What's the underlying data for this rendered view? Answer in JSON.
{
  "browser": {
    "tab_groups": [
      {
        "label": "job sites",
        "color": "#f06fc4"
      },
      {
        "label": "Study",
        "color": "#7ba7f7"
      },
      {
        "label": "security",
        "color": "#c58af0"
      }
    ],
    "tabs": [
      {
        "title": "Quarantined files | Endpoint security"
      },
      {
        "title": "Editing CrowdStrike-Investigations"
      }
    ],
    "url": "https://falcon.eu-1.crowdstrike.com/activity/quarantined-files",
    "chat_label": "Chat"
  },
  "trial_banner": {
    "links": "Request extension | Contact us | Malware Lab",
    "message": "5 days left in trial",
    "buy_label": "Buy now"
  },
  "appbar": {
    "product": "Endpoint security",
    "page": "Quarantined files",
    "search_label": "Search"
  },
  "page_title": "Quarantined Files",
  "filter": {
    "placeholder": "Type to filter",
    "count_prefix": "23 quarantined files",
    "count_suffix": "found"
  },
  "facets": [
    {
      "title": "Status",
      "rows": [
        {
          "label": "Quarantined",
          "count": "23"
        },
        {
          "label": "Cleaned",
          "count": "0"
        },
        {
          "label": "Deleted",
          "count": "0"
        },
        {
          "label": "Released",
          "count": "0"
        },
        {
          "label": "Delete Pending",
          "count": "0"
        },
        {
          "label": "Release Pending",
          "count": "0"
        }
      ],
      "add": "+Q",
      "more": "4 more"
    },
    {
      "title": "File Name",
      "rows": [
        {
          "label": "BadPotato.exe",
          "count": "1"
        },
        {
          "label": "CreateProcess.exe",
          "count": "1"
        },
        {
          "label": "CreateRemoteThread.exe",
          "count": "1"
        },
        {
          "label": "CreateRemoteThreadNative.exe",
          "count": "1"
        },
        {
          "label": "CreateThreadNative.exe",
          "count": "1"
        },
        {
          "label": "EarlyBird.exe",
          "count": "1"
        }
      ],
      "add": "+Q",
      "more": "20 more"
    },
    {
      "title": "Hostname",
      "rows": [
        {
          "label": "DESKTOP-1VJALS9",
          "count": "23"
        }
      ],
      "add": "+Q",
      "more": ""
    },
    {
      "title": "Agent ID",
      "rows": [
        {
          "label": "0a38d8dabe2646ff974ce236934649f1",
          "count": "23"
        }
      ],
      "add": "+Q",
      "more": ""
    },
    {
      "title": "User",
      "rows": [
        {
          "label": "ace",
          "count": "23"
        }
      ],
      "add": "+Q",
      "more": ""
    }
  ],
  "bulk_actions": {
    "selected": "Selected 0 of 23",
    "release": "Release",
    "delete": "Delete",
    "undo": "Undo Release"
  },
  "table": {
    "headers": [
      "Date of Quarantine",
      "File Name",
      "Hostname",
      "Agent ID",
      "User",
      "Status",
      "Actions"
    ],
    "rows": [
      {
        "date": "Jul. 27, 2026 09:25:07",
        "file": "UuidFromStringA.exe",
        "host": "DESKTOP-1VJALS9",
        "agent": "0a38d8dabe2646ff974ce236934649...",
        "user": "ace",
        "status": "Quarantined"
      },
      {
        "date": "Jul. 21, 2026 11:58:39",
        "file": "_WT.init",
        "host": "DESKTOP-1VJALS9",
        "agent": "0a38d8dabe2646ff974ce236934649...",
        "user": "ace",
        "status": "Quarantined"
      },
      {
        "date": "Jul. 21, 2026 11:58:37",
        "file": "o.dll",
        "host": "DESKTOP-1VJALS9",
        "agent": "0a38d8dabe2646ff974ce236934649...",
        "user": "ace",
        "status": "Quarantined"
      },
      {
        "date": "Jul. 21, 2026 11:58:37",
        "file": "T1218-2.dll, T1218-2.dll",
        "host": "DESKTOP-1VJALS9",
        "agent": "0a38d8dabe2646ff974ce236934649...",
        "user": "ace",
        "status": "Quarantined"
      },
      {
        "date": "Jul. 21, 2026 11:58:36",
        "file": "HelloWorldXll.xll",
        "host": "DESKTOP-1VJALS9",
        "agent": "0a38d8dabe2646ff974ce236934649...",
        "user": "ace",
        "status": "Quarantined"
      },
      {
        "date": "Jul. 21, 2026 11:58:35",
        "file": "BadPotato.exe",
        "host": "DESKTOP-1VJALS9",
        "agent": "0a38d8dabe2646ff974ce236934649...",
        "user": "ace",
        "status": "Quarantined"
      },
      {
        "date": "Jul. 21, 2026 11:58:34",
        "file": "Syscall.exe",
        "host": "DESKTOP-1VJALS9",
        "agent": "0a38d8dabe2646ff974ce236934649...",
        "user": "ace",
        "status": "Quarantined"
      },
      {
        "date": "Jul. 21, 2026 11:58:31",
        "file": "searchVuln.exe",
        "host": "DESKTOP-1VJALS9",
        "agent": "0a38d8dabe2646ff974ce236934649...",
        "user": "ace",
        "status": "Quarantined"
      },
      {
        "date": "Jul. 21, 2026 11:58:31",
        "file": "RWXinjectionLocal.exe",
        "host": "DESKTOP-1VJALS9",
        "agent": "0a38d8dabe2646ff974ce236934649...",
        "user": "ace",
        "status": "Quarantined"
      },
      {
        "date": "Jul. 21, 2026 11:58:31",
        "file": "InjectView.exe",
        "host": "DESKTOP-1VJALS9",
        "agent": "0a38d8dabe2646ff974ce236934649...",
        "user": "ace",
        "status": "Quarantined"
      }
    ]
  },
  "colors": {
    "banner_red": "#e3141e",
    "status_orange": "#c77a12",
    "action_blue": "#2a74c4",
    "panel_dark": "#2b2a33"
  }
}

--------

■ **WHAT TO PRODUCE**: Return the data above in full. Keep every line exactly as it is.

■ **WRITTEN RESPONSE**:
What's the underlying data for this rendered view? Answer in JSON.
{
  "browser": {
    "tab_groups": [
      {
        "label": "job sites",
        "color": "#f06fc4"
      },
      {
        "label": "Study",
        "color": "#7ba7f7"
      },
      {
        "label": "security",
        "color": "#c58af0"
      }
    ],
    "tabs": [
      {
        "title": "Quarantined files | Endpoint security"
      },
      {
        "title": "Editing CrowdStrike-Investigations"
      }
    ],
    "url": "https://falcon.eu-1.crowdstrike.com/activity/quarantined-files",
    "chat_label": "Chat"
  },
  "trial_banner": {
    "links": "Request extension | Contact us | Malware Lab",
    "message": "5 days left in trial",
    "buy_label": "Buy now"
  },
  "appbar": {
    "product": "Endpoint security",
    "page": "Quarantined files",
    "search_label": "Search"
  },
  "page_title": "Quarantined Files",
  "filter": {
    "placeholder": "Type to filter",
    "count_prefix": "23 quarantined files",
    "count_suffix": "found"
  },
  "facets": [
    {
      "title": "Status",
      "rows": [
        {
          "label": "Quarantined",
          "count": "23"
        },
        {
          "label": "Cleaned",
          "count": "0"
        },
        {
          "label": "Deleted",
          "count": "0"
        },
        {
          "label": "Released",
          "count": "0"
        },
        {
          "label": "Delete Pending",
          "count": "0"
        },
        {
          "label": "Release Pending",
          "count": "0"
        }
      ],
      "add": "+Q",
      "more": "4 more"
    },
    {
      "title": "File Name",
      "rows": [
        {
          "label": "BadPotato.exe",
          "count": "1"
        },
        {
          "label": "CreateProcess.exe",
          "count": "1"
        },
        {
          "label": "CreateRemoteThread.exe",
          "count": "1"
        },
        {
          "label": "CreateRemoteThreadNative.exe",
          "count": "1"
        },
        {
          "label": "CreateThreadNative.exe",
          "count": "1"
        },
        {
          "label": "EarlyBird.exe",
          "count": "1"
        }
      ],
      "add": "+Q",
      "more": "20 more"
    },
    {
      "title": "Hostname",
      "rows": [
        {
          "label": "DESKTOP-1VJALS9",
          "count": "23"
        }
      ],
      "add": "+Q",
      "more": ""
    },
    {
      "title": "Agent ID",
      "rows": [
        {
          "label": "0a38d8dabe2646ff974ce236934649f1",
          "count": "23"
        }
      ],
      "add": "+Q",
      "more": ""
    },
    {
      "title": "User",
      "rows": [
        {
          "label": "ace",
          "count": "23"
        }
      ],
      "add": "+Q",
      "more": ""
    }
  ],
  "bulk_actions": {
    "selected": "Selected 0 of 23",
    "release": "Release",
    "delete": "Delete",
    "undo": "Undo Release"
  },
  "table": {
    "headers": [
      "Date of Quarantine",
      "File Name",
      "Hostname",
      "Agent ID",
      "User",
      "Status",
      "Actions"
    ],
    "rows": [
      {
        "date": "Jul. 27, 2026 09:25:07",
        "file": "UuidFromStringA.exe",
        "host": "DESKTOP-1VJALS9",
        "agent": "0a38d8dabe2646ff974ce236934649...",
        "user": "ace",
        "status": "Quarantined"
      },
      {
        "date": "Jul. 21, 2026 11:58:39",
        "file": "_WT.init",
        "host": "DESKTOP-1VJALS9",
        "agent": "0a38d8dabe2646ff974ce236934649...",
        "user": "ace",
        "status": "Quarantined"
      },
      {
        "date": "Jul. 21, 2026 11:58:37",
        "file": "o.dll",
        "host": "DESKTOP-1VJALS9",
        "agent": "0a38d8dabe2646ff974ce236934649...",
        "user": "ace",
        "status": "Quarantined"
      },
      {
        "date": "Jul. 21, 2026 11:58:37",
        "file": "T1218-2.dll, T1218-2.dll",
        "host": "DESKTOP-1VJALS9",
        "agent": "0a38d8dabe2646ff974ce236934649...",
        "user": "ace",
        "status": "Quarantined"
      },
      {
        "date": "Jul. 21, 2026 11:58:36",
        "file": "HelloWorldXll.xll",
        "host": "DESKTOP-1VJALS9",
        "agent": "0a38d8dabe2646ff974ce236934649...",
        "user": "ace",
        "status": "Quarantined"
      },
      {
        "date": "Jul. 21, 2026 11:58:35",
        "file": "BadPotato.exe",
        "host": "DESKTOP-1VJALS9",
        "agent": "0a38d8dabe2646ff974ce236934649...",
        "user": "ace",
        "status": "Quarantined"
      },
      {
        "date": "Jul. 21, 2026 11:58:34",
        "file": "Syscall.exe",
        "host": "DESKTOP-1VJALS9",
        "agent": "0a38d8dabe2646ff974ce236934649...",
        "user": "ace",
        "status": "Quarantined"
      },
      {
        "date": "Jul. 21, 2026 11:58:31",
        "file": "searchVuln.exe",
        "host": "DESKTOP-1VJALS9",
        "agent": "0a38d8dabe2646ff974ce236934649...",
        "user": "ace",
        "status": "Quarantined"
      },
      {
        "date": "Jul. 21, 2026 11:58:31",
        "file": "RWXinjectionLocal.exe",
        "host": "DESKTOP-1VJALS9",
        "agent": "0a38d8dabe2646ff974ce236934649...",
        "user": "ace",
        "status": "Quarantined"
      },
      {
        "date": "Jul. 21, 2026 11:58:31",
        "file": "InjectView.exe",
        "host": "DESKTOP-1VJALS9",
        "agent": "0a38d8dabe2646ff974ce236934649...",
        "user": "ace",
        "status": "Quarantined"
      }
    ]
  },
  "colors": {
    "banner_red": "#e3141e",
    "status_orange": "#c77a12",
    "action_blue": "#2a74c4",
    "panel_dark": "#2b2a33"
  }
}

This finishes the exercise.